The App, which will provide values of calories, carbohydrates, proteins, fats, sugar, key vitamins among other nutrition-linked parameters for various foods, is expected to be ready for release in about two months, senior NIN scientists said.
Similar nutrient-tracking Apps are already available for use on mobile phones but, the App may be tailored to provide some additional information not available through most existing Apps.
"The 2017 food composition tables will be the backbone for this App," said Soumya Swaminathan, director general of the Indian Council of Medical Research, NIN's parent institution.

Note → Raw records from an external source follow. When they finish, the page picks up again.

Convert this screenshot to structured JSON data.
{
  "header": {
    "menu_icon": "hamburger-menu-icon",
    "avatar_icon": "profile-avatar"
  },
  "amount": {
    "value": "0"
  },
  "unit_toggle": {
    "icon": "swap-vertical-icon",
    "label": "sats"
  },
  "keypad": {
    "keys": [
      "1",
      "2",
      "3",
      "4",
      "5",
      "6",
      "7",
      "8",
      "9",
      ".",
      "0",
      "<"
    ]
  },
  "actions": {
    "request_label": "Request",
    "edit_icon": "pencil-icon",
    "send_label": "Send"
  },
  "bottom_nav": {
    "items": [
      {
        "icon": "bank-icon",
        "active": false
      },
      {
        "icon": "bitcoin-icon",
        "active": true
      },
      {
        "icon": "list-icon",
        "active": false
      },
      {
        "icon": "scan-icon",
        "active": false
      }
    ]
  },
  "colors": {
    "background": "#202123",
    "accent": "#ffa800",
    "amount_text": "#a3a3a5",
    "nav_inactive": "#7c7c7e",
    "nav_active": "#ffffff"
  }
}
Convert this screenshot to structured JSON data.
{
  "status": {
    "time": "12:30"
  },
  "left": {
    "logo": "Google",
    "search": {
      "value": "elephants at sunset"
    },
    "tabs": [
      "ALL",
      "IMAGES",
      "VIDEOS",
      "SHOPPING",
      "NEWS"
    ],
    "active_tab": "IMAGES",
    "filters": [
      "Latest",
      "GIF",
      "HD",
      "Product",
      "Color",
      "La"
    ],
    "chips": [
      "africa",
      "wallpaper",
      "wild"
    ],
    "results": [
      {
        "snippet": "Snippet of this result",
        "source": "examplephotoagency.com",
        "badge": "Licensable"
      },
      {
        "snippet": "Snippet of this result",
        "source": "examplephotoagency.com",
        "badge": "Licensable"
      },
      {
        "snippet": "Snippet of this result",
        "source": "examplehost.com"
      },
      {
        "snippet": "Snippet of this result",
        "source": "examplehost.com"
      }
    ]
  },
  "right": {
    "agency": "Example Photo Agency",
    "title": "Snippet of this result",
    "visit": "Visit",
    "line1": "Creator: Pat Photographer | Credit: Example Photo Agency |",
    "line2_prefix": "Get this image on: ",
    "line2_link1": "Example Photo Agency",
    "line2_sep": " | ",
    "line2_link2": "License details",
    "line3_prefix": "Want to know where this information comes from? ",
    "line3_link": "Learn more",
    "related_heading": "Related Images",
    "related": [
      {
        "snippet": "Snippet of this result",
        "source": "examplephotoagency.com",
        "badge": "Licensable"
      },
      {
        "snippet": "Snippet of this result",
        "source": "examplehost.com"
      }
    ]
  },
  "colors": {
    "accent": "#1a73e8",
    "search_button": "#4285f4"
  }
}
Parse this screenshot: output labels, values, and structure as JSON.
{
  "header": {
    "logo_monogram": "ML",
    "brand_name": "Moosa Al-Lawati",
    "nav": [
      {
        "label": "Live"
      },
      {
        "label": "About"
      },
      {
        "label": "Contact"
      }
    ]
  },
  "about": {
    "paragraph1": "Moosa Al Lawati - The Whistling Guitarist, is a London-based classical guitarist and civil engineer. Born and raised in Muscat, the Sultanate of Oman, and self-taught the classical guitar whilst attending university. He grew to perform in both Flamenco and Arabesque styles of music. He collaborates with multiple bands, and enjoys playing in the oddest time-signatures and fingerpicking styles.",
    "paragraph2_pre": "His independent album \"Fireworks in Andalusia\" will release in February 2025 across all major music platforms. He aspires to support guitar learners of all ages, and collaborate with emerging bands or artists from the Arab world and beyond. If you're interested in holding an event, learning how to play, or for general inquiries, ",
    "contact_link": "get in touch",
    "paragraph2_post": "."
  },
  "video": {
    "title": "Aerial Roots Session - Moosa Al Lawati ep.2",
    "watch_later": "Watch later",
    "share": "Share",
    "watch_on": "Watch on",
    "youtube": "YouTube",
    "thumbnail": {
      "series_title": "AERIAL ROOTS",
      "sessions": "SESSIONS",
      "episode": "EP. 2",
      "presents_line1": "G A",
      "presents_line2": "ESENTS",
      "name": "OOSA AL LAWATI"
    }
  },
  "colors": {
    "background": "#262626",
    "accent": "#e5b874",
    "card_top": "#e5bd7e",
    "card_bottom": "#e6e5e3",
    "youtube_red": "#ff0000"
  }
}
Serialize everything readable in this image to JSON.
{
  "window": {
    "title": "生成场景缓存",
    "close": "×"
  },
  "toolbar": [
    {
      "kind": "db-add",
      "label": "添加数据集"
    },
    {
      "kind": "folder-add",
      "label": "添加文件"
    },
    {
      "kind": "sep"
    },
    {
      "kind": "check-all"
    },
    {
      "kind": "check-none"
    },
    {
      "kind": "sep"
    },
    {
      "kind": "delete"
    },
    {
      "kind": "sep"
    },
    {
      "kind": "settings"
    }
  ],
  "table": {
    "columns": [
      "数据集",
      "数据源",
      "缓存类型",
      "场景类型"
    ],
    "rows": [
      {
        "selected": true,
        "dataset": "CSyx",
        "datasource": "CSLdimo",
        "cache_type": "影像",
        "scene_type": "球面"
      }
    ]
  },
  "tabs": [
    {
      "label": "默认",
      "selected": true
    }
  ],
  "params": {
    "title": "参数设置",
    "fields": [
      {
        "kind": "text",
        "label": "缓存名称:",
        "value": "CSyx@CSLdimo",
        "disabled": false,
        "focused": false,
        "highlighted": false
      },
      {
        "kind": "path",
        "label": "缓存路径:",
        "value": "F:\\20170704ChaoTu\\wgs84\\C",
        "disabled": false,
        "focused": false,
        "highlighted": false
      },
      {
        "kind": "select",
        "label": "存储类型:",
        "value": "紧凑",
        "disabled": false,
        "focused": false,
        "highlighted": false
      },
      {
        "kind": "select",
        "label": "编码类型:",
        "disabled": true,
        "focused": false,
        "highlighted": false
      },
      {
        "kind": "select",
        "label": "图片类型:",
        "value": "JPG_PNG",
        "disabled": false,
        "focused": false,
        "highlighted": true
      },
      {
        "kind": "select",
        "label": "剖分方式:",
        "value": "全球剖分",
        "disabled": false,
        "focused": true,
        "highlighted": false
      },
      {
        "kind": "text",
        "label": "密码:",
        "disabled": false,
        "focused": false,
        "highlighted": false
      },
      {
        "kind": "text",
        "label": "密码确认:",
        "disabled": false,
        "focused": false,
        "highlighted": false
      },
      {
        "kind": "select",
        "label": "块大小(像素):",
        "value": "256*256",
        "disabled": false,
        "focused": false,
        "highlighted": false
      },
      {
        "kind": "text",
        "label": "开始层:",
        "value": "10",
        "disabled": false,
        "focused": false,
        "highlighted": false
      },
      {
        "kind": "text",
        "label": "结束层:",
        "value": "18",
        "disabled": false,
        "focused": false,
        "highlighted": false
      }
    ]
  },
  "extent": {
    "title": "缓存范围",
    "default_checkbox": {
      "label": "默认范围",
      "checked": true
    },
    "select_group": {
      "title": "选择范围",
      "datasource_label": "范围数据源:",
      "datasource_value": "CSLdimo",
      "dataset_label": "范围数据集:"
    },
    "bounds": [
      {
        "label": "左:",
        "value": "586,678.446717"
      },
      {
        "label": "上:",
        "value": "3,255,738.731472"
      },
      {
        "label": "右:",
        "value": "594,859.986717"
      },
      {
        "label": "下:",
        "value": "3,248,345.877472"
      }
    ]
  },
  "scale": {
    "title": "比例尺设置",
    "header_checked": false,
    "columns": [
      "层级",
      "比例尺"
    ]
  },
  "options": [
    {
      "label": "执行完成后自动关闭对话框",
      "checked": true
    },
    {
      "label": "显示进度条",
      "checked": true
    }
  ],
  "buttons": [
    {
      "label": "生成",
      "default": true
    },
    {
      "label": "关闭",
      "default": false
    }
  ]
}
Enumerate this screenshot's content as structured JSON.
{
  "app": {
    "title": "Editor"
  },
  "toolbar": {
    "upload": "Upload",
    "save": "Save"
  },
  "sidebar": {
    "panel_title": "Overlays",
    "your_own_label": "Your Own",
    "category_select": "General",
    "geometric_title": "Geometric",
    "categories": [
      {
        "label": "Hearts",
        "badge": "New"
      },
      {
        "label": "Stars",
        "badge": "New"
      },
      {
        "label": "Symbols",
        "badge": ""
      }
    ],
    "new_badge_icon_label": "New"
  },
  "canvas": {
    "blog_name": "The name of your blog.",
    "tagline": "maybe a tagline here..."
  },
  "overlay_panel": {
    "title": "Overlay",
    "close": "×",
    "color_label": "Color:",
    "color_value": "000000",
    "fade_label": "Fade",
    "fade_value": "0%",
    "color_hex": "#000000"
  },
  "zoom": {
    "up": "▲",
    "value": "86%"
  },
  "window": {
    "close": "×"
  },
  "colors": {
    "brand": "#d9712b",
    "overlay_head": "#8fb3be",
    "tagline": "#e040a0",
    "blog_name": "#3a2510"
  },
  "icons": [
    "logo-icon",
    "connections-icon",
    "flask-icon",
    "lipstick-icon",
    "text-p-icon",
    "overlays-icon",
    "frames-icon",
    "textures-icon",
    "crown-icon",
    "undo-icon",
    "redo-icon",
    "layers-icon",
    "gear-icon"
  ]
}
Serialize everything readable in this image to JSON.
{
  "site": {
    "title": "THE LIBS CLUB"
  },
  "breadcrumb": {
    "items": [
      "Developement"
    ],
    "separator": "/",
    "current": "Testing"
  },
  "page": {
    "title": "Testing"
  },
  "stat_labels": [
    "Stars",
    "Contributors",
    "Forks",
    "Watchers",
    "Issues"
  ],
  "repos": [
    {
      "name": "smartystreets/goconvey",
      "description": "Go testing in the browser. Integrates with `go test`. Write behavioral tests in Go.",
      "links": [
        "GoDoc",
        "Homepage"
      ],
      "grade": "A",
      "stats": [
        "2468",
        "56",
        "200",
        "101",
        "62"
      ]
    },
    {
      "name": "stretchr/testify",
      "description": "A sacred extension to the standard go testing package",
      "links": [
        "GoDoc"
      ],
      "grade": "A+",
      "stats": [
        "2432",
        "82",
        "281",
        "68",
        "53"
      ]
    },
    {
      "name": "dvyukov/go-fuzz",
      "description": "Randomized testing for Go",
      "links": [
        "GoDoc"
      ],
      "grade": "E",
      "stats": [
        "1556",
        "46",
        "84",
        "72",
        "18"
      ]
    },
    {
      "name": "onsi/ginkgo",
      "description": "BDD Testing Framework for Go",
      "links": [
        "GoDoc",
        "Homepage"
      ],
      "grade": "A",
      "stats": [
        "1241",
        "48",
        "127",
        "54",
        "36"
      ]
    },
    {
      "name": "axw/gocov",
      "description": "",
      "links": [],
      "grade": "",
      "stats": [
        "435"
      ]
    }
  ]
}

The tables contain information not documented earlier, she said.
The tables, for example, list the values of several key nutrients, such as bone-friendly vitamin-D in plant products, immunity-boosting phytochemicals in common Indian foods for the first time, NIN scientists said.
The tables display how values of some nutrients may change in certain foods when cooked in different ways - for instance when an egg is consumed boiled or as an omelette.
The scientists said the App would allow consumers to determine values of these nutrients, among others, in whatever food they plan to consume - whether a samosa from the street, a pizza ordered in a restaurant, or home-cooked dal and chappatis.
"We expect the food composition tables to have many applications," Swaminathan said.
Doctors could use the tables to prescribe the most appropriate diets to patients, food processing companies may use them to determine labels on their products, and policy-makers could use them to guide nutrition policies, she said.